++++ Input material ++++
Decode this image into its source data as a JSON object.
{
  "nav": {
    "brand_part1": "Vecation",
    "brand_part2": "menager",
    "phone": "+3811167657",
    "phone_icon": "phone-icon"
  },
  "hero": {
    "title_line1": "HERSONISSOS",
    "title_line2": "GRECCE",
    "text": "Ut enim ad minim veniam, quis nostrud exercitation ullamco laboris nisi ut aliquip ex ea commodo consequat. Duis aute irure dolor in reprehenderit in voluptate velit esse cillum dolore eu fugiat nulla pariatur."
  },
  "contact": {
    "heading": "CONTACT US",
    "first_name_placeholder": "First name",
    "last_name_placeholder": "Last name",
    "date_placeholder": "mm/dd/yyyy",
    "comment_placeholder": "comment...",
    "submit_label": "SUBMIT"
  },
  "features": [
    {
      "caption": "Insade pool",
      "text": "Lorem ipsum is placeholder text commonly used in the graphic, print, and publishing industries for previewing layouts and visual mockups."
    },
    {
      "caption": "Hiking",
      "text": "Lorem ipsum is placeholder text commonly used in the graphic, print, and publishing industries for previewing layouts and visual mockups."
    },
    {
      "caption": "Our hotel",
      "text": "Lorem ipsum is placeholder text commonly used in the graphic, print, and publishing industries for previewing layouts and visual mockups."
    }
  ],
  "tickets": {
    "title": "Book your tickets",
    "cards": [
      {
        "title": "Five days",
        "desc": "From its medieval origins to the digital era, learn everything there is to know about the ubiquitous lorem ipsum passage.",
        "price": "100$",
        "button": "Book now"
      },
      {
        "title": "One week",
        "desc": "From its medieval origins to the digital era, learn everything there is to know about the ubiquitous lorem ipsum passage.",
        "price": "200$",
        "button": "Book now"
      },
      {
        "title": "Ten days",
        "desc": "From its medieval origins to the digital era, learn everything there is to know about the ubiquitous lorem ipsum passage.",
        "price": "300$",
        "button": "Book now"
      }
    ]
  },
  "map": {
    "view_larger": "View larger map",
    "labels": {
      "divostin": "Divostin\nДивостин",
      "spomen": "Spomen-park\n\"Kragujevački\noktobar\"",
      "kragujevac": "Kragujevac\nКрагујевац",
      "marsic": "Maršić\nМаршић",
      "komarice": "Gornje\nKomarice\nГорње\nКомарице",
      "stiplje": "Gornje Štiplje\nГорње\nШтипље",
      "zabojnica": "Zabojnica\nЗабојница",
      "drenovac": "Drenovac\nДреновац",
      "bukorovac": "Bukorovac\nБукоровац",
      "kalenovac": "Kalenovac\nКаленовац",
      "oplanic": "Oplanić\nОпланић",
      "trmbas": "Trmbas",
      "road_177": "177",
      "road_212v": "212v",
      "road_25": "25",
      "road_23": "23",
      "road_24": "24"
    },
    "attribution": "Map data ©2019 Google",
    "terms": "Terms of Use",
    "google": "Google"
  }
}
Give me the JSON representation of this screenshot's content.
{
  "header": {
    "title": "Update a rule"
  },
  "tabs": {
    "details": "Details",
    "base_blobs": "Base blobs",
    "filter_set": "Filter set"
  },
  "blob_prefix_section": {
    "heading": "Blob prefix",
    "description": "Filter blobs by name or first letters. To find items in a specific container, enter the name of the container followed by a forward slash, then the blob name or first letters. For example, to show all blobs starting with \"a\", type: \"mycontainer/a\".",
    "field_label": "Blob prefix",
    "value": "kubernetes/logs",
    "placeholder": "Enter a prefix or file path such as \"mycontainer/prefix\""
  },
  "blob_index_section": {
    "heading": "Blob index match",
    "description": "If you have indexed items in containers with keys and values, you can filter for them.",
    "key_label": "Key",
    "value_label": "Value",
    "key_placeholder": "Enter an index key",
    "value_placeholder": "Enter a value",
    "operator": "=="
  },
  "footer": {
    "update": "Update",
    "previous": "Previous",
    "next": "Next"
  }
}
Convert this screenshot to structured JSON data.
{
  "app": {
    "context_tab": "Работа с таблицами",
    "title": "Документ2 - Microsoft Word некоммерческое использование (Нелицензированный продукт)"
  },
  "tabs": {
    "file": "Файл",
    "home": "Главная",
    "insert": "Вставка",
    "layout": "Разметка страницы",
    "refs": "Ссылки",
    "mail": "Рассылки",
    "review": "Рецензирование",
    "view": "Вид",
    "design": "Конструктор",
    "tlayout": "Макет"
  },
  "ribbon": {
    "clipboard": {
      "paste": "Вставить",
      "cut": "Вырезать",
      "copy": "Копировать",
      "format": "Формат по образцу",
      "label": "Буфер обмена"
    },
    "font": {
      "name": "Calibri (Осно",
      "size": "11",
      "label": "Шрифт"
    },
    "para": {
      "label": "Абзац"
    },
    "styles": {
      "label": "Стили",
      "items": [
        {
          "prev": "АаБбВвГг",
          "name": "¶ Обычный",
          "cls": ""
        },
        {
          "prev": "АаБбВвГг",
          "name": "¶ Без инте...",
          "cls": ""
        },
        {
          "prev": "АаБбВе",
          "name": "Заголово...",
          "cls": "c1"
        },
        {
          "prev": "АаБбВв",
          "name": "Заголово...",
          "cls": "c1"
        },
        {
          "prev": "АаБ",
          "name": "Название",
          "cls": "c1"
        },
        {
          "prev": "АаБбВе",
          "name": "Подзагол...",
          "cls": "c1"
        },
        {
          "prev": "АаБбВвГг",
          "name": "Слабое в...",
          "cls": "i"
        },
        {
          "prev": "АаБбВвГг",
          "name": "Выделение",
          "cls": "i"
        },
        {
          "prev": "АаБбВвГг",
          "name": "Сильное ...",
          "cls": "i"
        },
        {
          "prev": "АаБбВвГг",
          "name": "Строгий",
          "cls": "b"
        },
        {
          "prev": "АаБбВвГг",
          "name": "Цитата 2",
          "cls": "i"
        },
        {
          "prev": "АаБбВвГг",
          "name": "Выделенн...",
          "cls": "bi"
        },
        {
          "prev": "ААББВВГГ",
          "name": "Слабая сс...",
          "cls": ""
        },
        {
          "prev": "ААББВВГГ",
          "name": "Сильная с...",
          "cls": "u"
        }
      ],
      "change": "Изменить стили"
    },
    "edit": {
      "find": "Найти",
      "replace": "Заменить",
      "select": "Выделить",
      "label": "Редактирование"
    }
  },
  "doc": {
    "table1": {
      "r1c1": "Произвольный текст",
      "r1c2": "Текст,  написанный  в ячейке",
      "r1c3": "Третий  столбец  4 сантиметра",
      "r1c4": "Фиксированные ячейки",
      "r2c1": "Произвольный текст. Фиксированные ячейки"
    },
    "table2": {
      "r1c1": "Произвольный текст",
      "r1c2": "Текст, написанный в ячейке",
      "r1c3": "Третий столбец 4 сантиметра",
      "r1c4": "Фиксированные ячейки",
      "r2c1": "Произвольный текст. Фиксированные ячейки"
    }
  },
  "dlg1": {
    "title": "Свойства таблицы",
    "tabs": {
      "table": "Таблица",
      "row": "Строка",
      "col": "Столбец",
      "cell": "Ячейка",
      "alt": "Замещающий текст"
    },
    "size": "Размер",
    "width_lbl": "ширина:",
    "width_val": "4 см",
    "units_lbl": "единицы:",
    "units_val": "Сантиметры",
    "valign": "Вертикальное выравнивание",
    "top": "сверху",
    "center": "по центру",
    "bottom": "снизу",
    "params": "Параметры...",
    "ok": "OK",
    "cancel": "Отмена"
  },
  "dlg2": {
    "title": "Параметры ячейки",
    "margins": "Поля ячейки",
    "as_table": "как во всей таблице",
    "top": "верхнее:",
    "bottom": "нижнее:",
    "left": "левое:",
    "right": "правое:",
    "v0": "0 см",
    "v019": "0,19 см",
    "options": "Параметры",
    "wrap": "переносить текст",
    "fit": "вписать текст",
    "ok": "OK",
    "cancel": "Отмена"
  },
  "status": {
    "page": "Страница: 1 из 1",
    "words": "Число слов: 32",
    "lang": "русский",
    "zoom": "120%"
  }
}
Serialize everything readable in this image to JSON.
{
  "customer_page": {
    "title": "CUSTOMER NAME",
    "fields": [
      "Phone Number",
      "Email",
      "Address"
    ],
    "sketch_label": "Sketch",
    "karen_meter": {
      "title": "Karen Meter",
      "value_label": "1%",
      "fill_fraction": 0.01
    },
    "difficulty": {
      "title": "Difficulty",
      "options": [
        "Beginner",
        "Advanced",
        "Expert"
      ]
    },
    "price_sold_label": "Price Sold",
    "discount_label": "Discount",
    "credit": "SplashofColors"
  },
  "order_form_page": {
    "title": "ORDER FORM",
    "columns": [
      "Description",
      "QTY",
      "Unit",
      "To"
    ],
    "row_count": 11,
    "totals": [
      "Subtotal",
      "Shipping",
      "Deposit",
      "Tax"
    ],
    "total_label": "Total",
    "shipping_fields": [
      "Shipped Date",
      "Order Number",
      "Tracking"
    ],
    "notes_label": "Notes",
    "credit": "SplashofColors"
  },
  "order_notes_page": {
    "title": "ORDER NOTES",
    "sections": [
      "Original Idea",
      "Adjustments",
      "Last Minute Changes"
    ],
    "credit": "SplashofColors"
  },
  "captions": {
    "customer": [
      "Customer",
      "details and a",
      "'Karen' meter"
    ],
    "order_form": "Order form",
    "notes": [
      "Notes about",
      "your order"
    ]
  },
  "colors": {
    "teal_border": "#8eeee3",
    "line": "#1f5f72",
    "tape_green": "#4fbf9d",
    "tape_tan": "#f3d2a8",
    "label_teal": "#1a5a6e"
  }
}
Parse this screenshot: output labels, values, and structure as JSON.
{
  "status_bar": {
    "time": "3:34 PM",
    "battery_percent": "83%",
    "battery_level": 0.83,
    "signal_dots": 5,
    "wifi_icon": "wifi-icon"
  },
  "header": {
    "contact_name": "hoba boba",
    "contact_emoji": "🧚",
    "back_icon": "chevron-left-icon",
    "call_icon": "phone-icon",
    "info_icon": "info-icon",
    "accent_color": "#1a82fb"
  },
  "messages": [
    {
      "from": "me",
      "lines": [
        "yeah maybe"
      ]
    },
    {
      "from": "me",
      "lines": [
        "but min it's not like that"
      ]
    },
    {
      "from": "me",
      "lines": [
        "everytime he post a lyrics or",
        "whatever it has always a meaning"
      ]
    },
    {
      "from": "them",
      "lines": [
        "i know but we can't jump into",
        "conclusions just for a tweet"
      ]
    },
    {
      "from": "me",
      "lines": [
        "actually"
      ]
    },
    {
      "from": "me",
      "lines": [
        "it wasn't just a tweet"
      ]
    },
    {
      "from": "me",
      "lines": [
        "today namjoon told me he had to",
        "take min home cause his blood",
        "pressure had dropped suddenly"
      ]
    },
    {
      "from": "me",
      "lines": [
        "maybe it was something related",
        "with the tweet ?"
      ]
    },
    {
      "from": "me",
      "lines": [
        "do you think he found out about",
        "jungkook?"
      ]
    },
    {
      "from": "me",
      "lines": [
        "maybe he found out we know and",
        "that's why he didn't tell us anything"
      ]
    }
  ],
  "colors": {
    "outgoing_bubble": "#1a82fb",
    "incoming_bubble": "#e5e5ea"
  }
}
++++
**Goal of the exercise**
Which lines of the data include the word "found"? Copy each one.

**Reply**
        "do you think he found out about",
        "maybe he found out we know and",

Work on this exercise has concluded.